→ **What you are asked to do**
Copy out the lines of the material that include the string "arrow".
--- Data shown Enclosed Below ---
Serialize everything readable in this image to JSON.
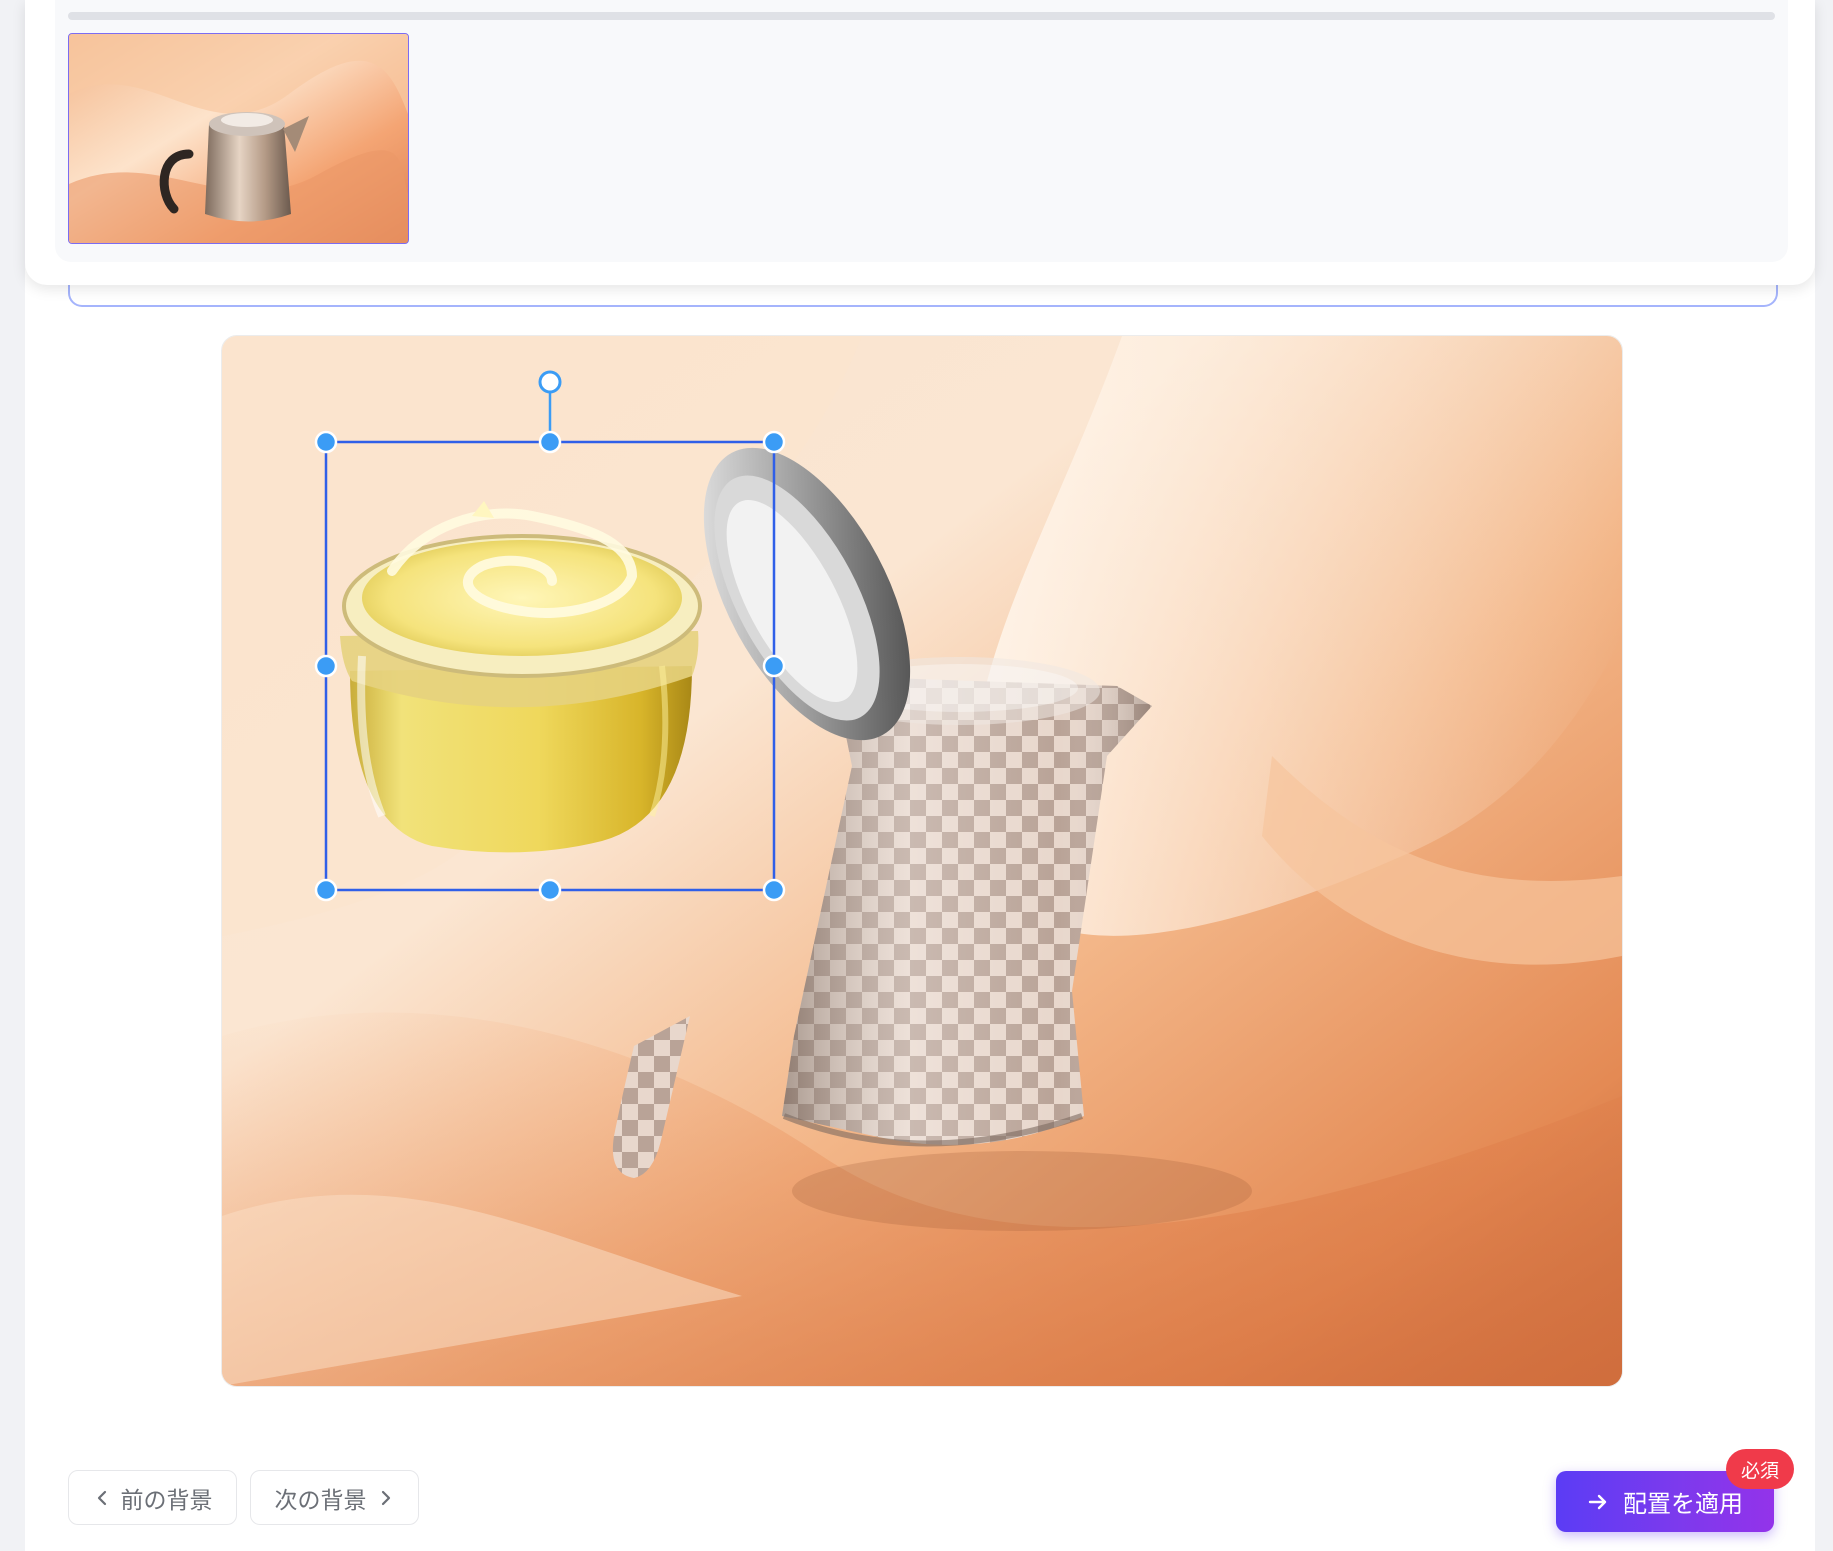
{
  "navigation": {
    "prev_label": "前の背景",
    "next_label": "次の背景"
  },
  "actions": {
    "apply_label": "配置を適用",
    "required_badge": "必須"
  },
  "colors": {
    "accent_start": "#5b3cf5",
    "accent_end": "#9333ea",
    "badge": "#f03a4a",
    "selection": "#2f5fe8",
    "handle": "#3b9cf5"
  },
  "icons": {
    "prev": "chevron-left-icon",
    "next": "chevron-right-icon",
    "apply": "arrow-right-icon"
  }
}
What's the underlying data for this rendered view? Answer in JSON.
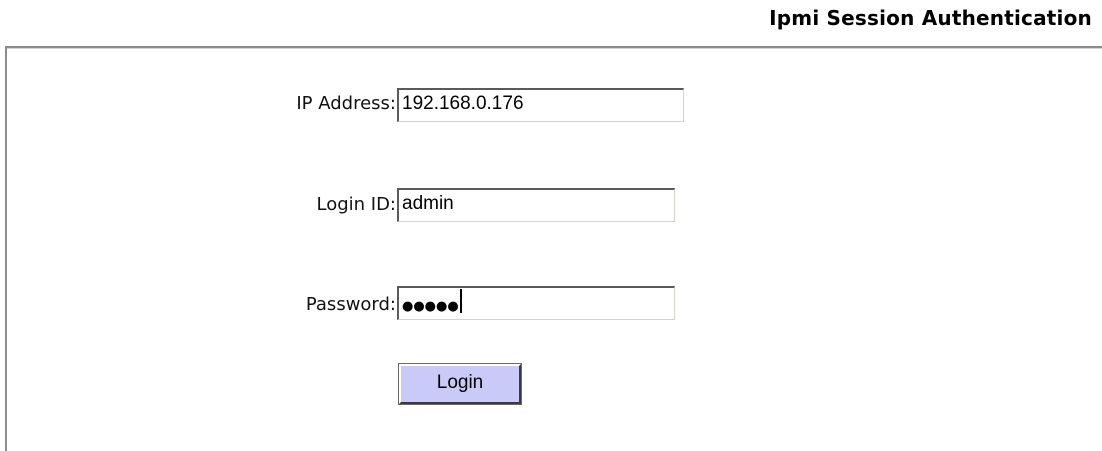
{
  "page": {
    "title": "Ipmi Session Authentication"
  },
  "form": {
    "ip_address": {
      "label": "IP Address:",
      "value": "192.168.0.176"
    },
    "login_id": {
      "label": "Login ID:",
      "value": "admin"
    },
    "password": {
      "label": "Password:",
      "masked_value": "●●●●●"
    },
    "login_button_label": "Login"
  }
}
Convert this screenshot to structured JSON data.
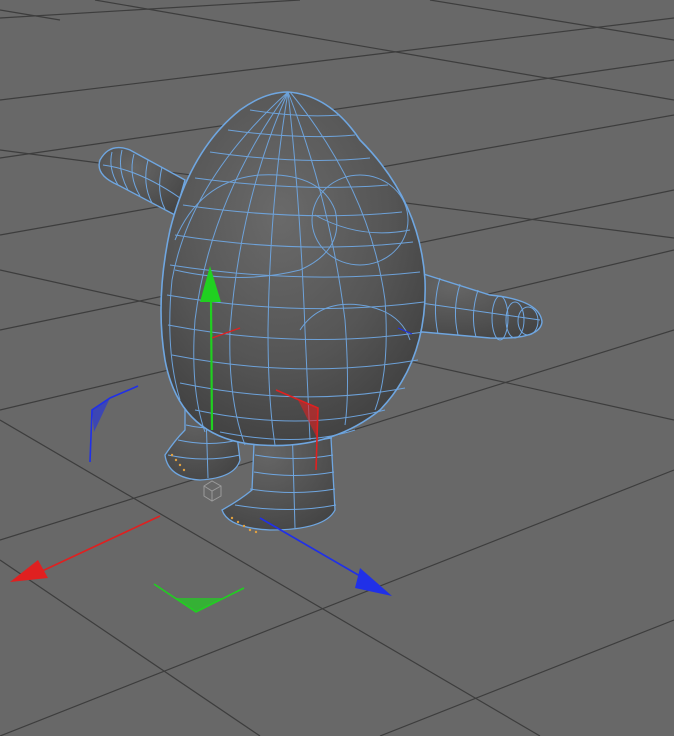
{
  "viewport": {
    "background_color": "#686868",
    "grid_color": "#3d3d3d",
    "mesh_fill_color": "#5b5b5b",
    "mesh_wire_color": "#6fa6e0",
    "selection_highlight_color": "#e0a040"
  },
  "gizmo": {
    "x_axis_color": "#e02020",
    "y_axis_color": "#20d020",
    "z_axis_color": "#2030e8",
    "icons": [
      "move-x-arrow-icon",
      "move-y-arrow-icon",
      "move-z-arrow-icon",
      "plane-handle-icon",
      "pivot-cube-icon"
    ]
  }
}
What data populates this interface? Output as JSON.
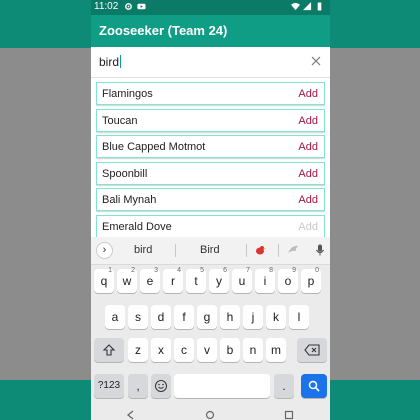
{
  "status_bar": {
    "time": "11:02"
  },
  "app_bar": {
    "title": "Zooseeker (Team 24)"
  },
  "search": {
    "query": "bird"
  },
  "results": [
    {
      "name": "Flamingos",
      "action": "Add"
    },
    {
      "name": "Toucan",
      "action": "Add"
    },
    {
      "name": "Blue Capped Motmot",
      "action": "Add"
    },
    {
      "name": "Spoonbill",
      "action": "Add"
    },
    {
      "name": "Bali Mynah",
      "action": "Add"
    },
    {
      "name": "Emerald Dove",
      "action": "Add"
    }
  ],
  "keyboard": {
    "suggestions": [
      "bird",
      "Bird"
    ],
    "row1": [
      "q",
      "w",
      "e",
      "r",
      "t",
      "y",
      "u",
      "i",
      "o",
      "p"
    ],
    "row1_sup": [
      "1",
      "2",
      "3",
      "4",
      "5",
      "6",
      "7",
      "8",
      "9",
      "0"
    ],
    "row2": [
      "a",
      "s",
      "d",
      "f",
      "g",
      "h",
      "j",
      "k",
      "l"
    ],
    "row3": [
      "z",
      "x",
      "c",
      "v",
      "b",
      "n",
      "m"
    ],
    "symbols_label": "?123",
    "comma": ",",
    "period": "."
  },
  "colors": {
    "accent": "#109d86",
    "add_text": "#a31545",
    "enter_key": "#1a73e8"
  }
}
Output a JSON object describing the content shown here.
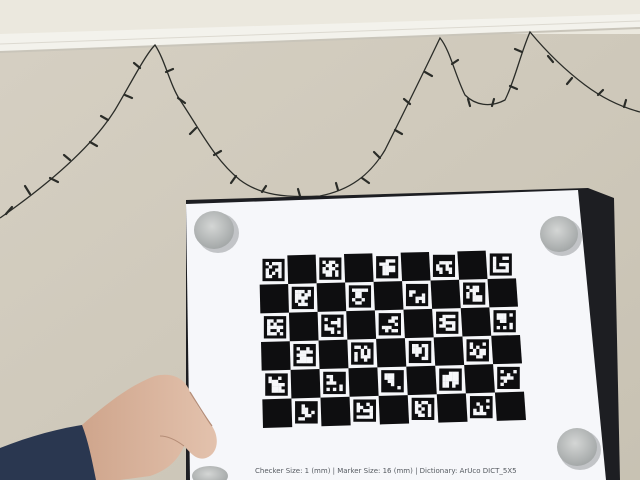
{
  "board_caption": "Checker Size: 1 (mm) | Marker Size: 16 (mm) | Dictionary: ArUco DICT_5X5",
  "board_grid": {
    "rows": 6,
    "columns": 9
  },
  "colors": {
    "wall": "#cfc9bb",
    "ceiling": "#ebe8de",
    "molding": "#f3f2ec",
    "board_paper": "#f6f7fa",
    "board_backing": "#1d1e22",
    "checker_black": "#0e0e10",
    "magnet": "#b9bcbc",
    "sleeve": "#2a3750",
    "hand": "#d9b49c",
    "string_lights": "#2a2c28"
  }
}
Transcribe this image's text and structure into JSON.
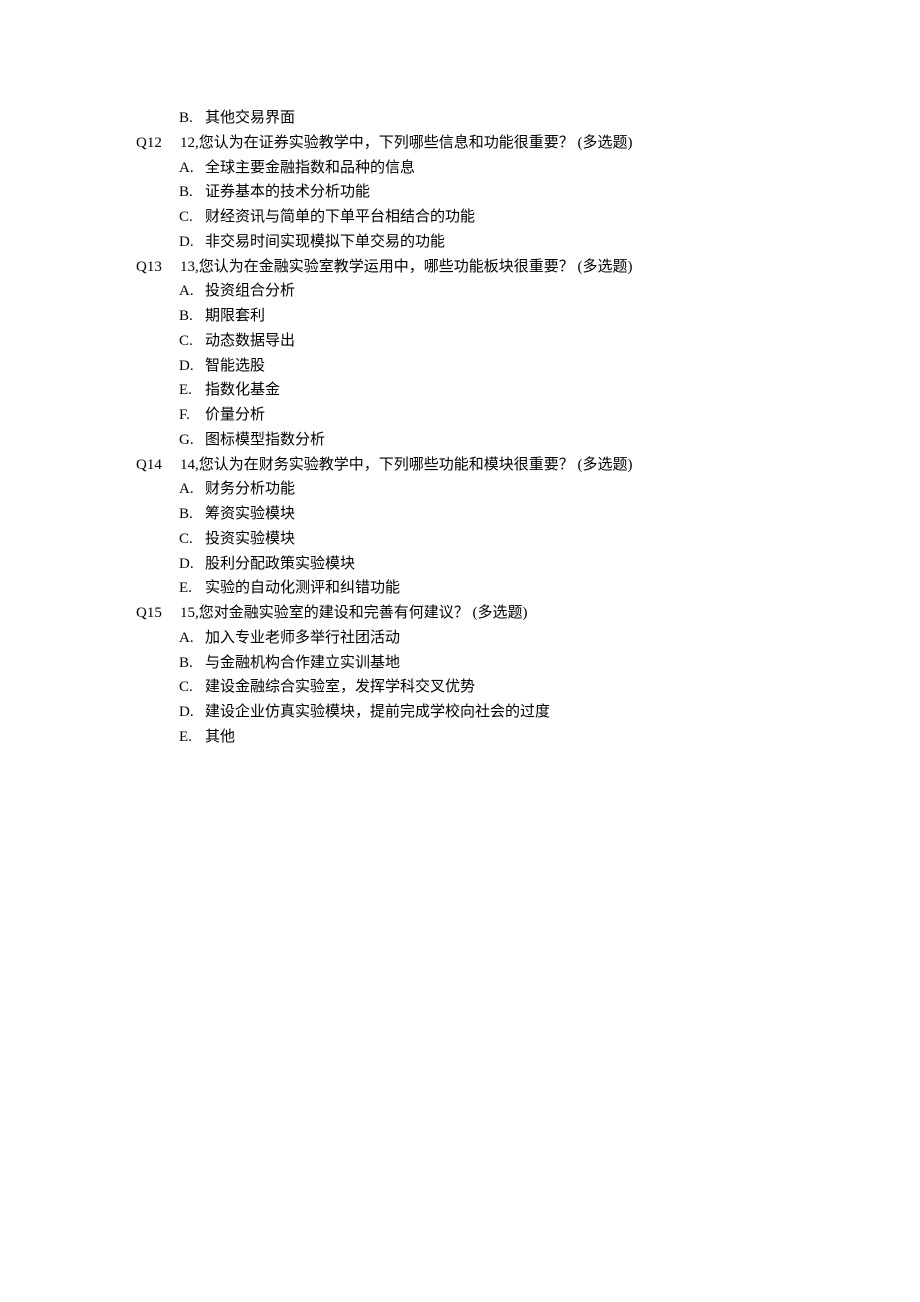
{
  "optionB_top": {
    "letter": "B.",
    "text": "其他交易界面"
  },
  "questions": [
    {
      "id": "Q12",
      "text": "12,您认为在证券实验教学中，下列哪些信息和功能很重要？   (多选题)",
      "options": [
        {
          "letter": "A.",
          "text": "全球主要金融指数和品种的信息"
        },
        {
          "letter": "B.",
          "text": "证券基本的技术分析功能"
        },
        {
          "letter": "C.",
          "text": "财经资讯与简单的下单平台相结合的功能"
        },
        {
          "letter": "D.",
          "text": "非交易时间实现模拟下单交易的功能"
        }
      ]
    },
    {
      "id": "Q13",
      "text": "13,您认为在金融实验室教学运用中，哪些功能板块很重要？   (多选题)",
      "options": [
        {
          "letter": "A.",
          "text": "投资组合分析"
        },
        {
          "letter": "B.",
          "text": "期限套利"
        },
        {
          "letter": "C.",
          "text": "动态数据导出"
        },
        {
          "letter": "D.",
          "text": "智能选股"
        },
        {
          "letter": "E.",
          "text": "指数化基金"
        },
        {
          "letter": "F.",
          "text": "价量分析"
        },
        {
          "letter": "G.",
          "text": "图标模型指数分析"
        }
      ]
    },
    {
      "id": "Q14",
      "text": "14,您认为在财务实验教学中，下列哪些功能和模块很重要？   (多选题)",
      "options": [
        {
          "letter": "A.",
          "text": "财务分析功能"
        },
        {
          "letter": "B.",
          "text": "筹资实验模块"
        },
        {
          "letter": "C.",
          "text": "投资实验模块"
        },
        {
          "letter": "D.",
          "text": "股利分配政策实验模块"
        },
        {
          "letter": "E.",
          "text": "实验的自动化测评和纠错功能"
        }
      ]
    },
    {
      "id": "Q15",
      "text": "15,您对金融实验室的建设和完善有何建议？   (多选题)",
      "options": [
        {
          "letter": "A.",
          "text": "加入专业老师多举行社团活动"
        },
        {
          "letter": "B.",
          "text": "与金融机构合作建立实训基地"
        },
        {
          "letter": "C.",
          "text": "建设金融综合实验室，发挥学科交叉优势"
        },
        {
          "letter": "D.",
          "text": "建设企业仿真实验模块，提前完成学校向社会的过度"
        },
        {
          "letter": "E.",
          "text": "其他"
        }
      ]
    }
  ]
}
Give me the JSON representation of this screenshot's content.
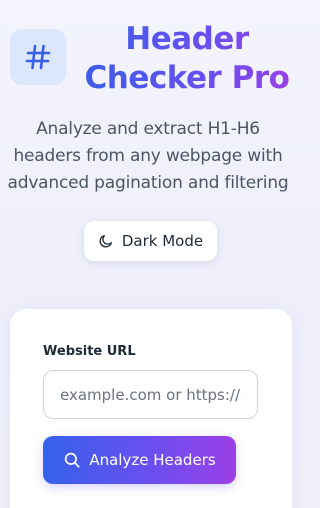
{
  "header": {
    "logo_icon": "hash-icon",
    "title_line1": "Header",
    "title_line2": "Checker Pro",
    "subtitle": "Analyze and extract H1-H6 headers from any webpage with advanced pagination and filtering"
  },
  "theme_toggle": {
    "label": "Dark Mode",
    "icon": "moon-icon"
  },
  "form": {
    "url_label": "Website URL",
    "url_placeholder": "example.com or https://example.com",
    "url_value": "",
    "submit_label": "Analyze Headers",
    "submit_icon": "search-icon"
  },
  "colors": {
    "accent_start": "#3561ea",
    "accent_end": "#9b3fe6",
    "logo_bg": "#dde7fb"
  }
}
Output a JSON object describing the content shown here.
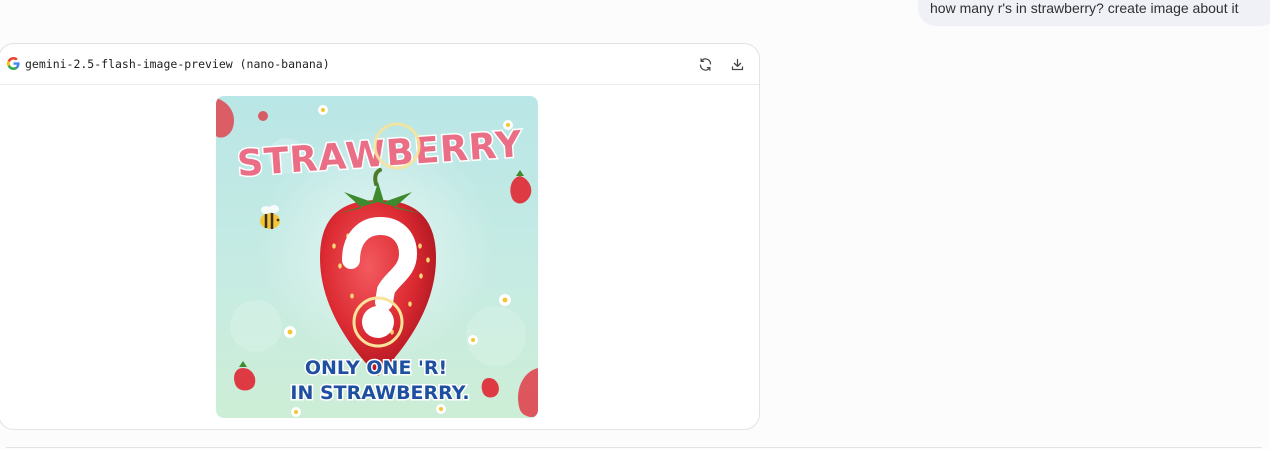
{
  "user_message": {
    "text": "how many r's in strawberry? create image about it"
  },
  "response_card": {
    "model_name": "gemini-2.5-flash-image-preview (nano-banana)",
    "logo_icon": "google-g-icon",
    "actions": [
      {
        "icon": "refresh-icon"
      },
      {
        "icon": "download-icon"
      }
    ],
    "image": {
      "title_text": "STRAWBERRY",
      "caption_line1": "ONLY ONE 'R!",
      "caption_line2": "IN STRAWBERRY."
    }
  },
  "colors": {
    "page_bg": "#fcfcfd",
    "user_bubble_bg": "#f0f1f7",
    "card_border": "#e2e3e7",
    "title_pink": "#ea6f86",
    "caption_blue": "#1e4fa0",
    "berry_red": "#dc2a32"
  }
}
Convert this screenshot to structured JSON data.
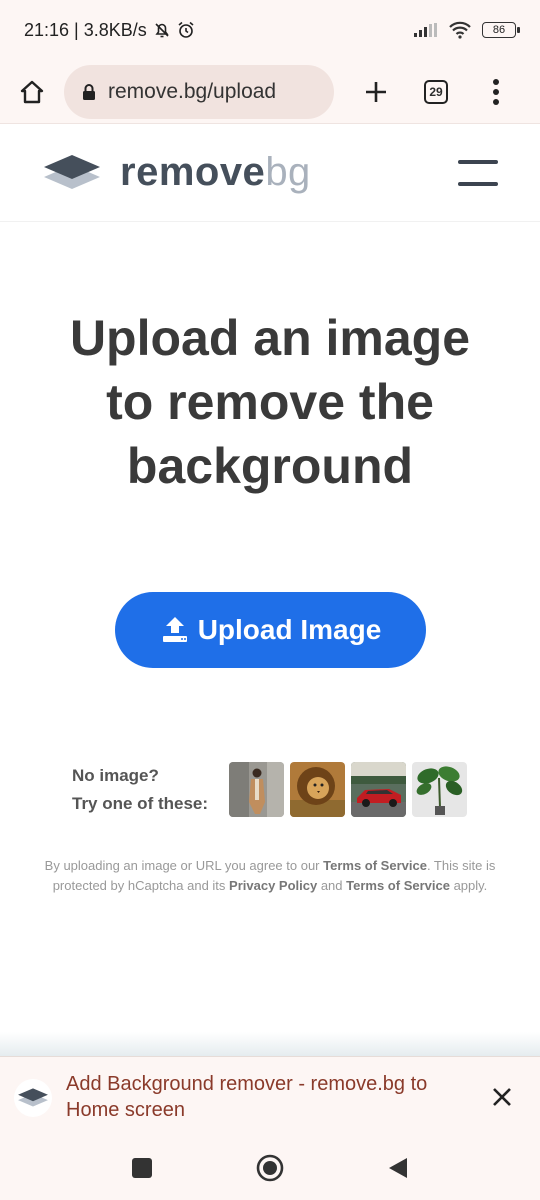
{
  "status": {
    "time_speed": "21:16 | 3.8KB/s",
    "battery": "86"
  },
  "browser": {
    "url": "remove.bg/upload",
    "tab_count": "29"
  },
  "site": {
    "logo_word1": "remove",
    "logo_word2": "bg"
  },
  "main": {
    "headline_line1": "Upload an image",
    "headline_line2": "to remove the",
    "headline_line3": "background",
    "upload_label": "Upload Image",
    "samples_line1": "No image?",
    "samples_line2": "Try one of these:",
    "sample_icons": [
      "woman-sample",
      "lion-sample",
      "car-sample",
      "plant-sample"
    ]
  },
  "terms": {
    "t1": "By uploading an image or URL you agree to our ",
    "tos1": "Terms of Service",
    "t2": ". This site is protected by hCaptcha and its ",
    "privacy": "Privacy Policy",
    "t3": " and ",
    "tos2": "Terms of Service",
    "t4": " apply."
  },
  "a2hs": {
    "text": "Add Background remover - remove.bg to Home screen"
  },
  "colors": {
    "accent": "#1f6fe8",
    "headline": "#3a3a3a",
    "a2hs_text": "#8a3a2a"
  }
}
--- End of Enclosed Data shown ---
→ **Answer to the exercise**
    "apply": "arrow-right-icon"
      "move-x-arrow-icon",
      "move-y-arrow-icon",
      "move-z-arrow-icon",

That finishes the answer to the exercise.